--- START ---

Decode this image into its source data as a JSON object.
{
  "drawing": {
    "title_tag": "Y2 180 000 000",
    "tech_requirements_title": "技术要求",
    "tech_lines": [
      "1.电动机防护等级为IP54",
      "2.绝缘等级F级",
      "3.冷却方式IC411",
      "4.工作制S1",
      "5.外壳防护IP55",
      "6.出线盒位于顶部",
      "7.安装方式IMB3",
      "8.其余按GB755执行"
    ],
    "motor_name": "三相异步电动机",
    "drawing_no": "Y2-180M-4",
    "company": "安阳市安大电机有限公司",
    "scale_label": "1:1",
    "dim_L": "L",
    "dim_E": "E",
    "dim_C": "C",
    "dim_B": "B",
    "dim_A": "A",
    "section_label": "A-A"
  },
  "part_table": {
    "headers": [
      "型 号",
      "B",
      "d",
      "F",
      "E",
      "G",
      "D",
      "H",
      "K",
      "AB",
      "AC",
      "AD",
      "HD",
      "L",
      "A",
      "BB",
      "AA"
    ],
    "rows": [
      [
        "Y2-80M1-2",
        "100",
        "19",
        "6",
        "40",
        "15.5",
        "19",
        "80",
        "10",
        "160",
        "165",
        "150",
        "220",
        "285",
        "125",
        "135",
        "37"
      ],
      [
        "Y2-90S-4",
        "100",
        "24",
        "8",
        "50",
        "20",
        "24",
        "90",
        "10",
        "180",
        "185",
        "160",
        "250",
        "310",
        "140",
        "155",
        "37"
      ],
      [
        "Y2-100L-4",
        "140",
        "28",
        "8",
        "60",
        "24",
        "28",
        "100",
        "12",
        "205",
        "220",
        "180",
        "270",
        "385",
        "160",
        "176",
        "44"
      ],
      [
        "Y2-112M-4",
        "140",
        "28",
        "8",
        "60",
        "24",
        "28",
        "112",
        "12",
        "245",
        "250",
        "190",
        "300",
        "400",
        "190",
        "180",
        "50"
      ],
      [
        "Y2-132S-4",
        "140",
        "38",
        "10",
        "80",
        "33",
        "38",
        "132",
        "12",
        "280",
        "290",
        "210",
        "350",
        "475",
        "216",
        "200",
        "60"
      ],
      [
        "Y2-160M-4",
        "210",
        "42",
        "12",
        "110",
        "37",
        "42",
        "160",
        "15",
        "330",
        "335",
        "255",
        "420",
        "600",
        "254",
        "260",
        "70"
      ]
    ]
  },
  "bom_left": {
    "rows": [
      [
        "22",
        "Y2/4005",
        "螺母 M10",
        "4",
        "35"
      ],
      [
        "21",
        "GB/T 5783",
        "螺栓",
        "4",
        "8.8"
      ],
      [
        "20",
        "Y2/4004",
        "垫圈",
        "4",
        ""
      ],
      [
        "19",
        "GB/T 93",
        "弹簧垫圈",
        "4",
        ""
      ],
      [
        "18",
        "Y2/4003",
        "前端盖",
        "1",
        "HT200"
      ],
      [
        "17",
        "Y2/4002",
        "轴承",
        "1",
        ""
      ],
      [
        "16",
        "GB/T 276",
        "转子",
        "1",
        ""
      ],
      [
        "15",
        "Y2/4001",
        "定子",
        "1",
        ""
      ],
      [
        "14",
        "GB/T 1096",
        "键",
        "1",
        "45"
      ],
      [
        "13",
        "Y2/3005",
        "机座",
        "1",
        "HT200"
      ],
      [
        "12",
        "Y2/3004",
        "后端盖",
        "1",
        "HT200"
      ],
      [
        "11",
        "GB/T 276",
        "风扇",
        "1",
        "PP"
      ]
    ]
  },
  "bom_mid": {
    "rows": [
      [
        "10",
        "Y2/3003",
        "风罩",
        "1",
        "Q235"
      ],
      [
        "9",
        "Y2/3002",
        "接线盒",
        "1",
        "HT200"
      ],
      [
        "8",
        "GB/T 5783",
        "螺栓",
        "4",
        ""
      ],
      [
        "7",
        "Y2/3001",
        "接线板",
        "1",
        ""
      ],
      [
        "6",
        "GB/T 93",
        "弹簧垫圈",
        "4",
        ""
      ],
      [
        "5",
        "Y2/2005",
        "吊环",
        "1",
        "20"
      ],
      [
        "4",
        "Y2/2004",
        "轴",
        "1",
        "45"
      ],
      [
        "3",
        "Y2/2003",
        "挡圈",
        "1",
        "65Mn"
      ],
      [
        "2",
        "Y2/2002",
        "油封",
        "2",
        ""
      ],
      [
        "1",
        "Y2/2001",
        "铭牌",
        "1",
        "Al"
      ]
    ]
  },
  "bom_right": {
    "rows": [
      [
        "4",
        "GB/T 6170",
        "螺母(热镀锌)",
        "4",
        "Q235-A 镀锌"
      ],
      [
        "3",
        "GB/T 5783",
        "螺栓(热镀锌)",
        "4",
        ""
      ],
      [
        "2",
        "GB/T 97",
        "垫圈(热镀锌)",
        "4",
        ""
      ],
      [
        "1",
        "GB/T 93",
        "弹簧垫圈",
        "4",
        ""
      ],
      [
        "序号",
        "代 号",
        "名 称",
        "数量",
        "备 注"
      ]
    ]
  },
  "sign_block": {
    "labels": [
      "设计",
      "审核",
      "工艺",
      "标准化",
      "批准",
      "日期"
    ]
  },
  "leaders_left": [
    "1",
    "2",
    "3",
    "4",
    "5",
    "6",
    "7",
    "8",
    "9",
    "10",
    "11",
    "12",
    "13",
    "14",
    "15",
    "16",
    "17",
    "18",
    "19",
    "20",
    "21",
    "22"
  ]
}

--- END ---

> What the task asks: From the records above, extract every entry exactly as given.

> Written solution:
Decode this image into its source data as a JSON object.
{
  "drawing": {
    "title_tag": "Y2 180 000 000",
    "tech_requirements_title": "技术要求",
    "tech_lines": [
      "1.电动机防护等级为IP54",
      "2.绝缘等级F级",
      "3.冷却方式IC411",
      "4.工作制S1",
      "5.外壳防护IP55",
      "6.出线盒位于顶部",
      "7.安装方式IMB3",
      "8.其余按GB755执行"
    ],
    "motor_name": "三相异步电动机",
    "drawing_no": "Y2-180M-4",
    "company": "安阳市安大电机有限公司",
    "scale_label": "1:1",
    "dim_L": "L",
    "dim_E": "E",
    "dim_C": "C",
    "dim_B": "B",
    "dim_A": "A",
    "section_label": "A-A"
  },
  "part_table": {
    "headers": [
      "型 号",
      "B",
      "d",
      "F",
      "E",
      "G",
      "D",
      "H",
      "K",
      "AB",
      "AC",
      "AD",
      "HD",
      "L",
      "A",
      "BB",
      "AA"
    ],
    "rows": [
      [
        "Y2-80M1-2",
        "100",
        "19",
        "6",
        "40",
        "15.5",
        "19",
        "80",
        "10",
        "160",
        "165",
        "150",
        "220",
        "285",
        "125",
        "135",
        "37"
      ],
      [
        "Y2-90S-4",
        "100",
        "24",
        "8",
        "50",
        "20",
        "24",
        "90",
        "10",
        "180",
        "185",
        "160",
        "250",
        "310",
        "140",
        "155",
        "37"
      ],
      [
        "Y2-100L-4",
        "140",
        "28",
        "8",
        "60",
        "24",
        "28",
        "100",
        "12",
        "205",
        "220",
        "180",
        "270",
        "385",
        "160",
        "176",
        "44"
      ],
      [
        "Y2-112M-4",
        "140",
        "28",
        "8",
        "60",
        "24",
        "28",
        "112",
        "12",
        "245",
        "250",
        "190",
        "300",
        "400",
        "190",
        "180",
        "50"
      ],
      [
        "Y2-132S-4",
        "140",
        "38",
        "10",
        "80",
        "33",
        "38",
        "132",
        "12",
        "280",
        "290",
        "210",
        "350",
        "475",
        "216",
        "200",
        "60"
      ],
      [
        "Y2-160M-4",
        "210",
        "42",
        "12",
        "110",
        "37",
        "42",
        "160",
        "15",
        "330",
        "335",
        "255",
        "420",
        "600",
        "254",
        "260",
        "70"
      ]
    ]
  },
  "bom_left": {
    "rows": [
      [
        "22",
        "Y2/4005",
        "螺母 M10",
        "4",
        "35"
      ],
      [
        "21",
        "GB/T 5783",
        "螺栓",
        "4",
        "8.8"
      ],
      [
        "20",
        "Y2/4004",
        "垫圈",
        "4",
        ""
      ],
      [
        "19",
        "GB/T 93",
        "弹簧垫圈",
        "4",
        ""
      ],
      [
        "18",
        "Y2/4003",
        "前端盖",
        "1",
        "HT200"
      ],
      [
        "17",
        "Y2/4002",
        "轴承",
        "1",
        ""
      ],
      [
        "16",
        "GB/T 276",
        "转子",
        "1",
        ""
      ],
      [
        "15",
        "Y2/4001",
        "定子",
        "1",
        ""
      ],
      [
        "14",
        "GB/T 1096",
        "键",
        "1",
        "45"
      ],
      [
        "13",
        "Y2/3005",
        "机座",
        "1",
        "HT200"
      ],
      [
        "12",
        "Y2/3004",
        "后端盖",
        "1",
        "HT200"
      ],
      [
        "11",
        "GB/T 276",
        "风扇",
        "1",
        "PP"
      ]
    ]
  },
  "bom_mid": {
    "rows": [
      [
        "10",
        "Y2/3003",
        "风罩",
        "1",
        "Q235"
      ],
      [
        "9",
        "Y2/3002",
        "接线盒",
        "1",
        "HT200"
      ],
      [
        "8",
        "GB/T 5783",
        "螺栓",
        "4",
        ""
      ],
      [
        "7",
        "Y2/3001",
        "接线板",
        "1",
        ""
      ],
      [
        "6",
        "GB/T 93",
        "弹簧垫圈",
        "4",
        ""
      ],
      [
        "5",
        "Y2/2005",
        "吊环",
        "1",
        "20"
      ],
      [
        "4",
        "Y2/2004",
        "轴",
        "1",
        "45"
      ],
      [
        "3",
        "Y2/2003",
        "挡圈",
        "1",
        "65Mn"
      ],
      [
        "2",
        "Y2/2002",
        "油封",
        "2",
        ""
      ],
      [
        "1",
        "Y2/2001",
        "铭牌",
        "1",
        "Al"
      ]
    ]
  },
  "bom_right": {
    "rows": [
      [
        "4",
        "GB/T 6170",
        "螺母(热镀锌)",
        "4",
        "Q235-A 镀锌"
      ],
      [
        "3",
        "GB/T 5783",
        "螺栓(热镀锌)",
        "4",
        ""
      ],
      [
        "2",
        "GB/T 97",
        "垫圈(热镀锌)",
        "4",
        ""
      ],
      [
        "1",
        "GB/T 93",
        "弹簧垫圈",
        "4",
        ""
      ],
      [
        "序号",
        "代 号",
        "名 称",
        "数量",
        "备 注"
      ]
    ]
  },
  "sign_block": {
    "labels": [
      "设计",
      "审核",
      "工艺",
      "标准化",
      "批准",
      "日期"
    ]
  },
  "leaders_left": [
    "1",
    "2",
    "3",
    "4",
    "5",
    "6",
    "7",
    "8",
    "9",
    "10",
    "11",
    "12",
    "13",
    "14",
    "15",
    "16",
    "17",
    "18",
    "19",
    "20",
    "21",
    "22"
  ]
}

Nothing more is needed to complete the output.